■ **TASK REQUIREMENTS**
Provide only the number of lines below that hold "Niveaux".

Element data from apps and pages
*** Begin section ***
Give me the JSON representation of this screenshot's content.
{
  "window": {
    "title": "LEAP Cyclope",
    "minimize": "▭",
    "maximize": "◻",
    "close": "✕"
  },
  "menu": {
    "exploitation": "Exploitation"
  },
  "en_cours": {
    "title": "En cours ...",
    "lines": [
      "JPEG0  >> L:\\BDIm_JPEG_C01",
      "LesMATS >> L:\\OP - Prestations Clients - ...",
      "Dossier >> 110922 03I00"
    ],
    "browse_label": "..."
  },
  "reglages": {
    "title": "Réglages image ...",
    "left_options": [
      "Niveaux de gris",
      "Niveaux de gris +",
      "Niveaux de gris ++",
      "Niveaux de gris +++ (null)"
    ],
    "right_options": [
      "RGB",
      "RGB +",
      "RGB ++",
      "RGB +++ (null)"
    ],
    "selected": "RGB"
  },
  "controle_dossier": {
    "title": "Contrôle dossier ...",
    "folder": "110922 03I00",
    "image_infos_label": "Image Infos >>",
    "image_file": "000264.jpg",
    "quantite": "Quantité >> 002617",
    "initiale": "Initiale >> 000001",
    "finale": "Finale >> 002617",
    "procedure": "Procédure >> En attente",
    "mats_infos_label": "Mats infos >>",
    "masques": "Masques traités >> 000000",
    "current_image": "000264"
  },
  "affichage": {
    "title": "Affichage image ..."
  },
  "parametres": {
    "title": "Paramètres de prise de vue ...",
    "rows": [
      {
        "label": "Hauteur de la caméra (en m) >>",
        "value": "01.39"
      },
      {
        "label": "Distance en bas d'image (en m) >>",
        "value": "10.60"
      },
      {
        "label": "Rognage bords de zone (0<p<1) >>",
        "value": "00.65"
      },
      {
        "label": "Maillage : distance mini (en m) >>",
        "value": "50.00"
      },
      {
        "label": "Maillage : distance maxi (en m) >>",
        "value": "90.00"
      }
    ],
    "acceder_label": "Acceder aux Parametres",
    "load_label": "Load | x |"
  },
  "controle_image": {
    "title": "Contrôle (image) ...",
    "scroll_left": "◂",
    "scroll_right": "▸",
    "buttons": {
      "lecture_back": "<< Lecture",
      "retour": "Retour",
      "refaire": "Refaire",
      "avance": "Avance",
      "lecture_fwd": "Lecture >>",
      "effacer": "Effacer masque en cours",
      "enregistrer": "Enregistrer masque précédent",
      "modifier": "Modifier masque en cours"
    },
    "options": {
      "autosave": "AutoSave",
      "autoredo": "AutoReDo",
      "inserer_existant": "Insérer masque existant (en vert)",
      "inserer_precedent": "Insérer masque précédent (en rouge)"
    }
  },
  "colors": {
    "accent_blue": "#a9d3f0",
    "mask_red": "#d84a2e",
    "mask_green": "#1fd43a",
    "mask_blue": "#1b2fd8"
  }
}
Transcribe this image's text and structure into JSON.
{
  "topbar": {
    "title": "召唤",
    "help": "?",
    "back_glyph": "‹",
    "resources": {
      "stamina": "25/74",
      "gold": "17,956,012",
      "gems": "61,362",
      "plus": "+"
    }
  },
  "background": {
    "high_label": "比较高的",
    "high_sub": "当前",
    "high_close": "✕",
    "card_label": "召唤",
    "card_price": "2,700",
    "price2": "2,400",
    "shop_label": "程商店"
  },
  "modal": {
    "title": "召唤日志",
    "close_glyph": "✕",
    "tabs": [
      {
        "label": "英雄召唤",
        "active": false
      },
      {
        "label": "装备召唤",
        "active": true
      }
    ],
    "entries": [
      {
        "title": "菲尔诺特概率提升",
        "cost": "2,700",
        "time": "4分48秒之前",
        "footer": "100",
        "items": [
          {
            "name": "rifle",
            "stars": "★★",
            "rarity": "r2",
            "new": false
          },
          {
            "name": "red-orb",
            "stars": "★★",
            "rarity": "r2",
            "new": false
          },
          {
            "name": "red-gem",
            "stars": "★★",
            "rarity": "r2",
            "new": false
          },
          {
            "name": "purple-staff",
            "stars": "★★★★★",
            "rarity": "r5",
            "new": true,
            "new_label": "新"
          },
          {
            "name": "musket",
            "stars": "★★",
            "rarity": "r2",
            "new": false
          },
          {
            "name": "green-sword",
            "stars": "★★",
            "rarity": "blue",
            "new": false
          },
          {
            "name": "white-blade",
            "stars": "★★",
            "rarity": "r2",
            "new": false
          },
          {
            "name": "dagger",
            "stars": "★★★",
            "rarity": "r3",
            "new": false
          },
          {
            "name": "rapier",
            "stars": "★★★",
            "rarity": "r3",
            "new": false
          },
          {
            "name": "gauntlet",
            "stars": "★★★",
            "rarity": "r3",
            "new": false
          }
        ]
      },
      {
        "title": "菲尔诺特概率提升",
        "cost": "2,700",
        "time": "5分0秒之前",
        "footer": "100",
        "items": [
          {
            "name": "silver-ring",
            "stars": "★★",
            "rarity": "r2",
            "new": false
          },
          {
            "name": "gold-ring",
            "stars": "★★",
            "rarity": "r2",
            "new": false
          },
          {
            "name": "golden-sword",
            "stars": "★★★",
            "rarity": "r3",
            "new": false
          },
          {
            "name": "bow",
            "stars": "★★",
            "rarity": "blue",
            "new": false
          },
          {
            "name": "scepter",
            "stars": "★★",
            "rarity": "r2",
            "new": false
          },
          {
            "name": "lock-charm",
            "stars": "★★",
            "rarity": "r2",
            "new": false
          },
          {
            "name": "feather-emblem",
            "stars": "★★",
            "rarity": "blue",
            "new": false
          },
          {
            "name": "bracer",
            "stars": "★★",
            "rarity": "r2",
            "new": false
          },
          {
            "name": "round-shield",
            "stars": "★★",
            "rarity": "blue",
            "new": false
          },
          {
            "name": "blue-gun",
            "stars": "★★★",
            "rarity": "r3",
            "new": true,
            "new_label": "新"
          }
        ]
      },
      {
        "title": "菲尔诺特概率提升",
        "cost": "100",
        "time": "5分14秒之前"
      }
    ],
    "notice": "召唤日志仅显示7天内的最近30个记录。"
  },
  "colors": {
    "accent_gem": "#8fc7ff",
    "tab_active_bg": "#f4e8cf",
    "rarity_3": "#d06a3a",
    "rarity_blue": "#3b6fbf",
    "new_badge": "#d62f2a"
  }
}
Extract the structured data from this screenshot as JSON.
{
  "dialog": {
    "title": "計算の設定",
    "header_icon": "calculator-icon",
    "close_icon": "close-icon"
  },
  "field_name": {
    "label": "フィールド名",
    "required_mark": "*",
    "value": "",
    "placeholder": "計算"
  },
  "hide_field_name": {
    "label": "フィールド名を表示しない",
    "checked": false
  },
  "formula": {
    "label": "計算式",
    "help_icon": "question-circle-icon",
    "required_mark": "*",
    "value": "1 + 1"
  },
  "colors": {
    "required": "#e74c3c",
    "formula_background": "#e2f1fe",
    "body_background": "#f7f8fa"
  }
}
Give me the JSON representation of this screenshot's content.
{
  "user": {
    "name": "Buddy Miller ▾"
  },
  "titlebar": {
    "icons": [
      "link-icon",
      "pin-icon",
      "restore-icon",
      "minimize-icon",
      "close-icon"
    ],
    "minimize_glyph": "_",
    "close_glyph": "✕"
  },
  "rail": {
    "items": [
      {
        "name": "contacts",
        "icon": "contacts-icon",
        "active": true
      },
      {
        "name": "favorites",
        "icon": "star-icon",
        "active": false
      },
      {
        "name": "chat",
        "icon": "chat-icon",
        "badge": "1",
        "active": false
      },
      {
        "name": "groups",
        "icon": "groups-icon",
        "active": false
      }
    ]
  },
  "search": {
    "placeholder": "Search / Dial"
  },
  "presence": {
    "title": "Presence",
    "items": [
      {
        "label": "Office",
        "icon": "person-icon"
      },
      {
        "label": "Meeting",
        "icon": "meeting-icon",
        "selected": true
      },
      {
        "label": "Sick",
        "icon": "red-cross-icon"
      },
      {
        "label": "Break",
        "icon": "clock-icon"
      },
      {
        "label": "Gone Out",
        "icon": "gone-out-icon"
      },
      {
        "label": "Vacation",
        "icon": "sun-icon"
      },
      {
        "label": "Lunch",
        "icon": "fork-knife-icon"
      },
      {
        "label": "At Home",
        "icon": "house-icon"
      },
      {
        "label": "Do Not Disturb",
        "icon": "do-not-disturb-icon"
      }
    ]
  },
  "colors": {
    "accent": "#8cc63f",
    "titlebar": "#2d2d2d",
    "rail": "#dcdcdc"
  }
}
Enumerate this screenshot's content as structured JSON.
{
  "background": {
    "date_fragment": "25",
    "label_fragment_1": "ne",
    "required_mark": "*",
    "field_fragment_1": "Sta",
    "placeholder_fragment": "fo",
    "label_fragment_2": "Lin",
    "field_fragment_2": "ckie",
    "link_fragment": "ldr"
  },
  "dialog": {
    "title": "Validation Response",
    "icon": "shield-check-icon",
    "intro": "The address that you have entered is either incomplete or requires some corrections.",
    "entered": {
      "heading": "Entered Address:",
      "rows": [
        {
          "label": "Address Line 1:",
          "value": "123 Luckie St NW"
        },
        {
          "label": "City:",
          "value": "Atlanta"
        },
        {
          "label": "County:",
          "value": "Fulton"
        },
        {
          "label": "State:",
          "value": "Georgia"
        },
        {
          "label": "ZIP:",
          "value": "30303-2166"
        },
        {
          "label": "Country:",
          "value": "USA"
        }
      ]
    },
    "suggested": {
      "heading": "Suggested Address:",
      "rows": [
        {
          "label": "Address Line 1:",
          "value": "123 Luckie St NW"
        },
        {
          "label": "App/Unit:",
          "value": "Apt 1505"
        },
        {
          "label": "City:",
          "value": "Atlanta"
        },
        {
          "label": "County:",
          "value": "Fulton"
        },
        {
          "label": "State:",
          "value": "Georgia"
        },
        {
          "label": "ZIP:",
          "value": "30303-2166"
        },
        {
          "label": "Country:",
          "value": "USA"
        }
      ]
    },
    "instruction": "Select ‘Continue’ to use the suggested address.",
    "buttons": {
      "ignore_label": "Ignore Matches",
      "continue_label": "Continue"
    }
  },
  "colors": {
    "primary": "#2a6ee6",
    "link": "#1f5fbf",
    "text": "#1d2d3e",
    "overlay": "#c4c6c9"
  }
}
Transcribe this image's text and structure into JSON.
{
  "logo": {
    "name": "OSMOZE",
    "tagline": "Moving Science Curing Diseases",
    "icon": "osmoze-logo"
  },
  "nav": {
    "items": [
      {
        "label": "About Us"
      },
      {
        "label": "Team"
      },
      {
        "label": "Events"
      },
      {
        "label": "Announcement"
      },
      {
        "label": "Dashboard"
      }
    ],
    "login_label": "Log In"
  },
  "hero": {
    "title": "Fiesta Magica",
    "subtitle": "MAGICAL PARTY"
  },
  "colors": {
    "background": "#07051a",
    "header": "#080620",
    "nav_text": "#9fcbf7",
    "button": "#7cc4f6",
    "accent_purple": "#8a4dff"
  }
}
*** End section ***
■ **TASK ANSWER**
4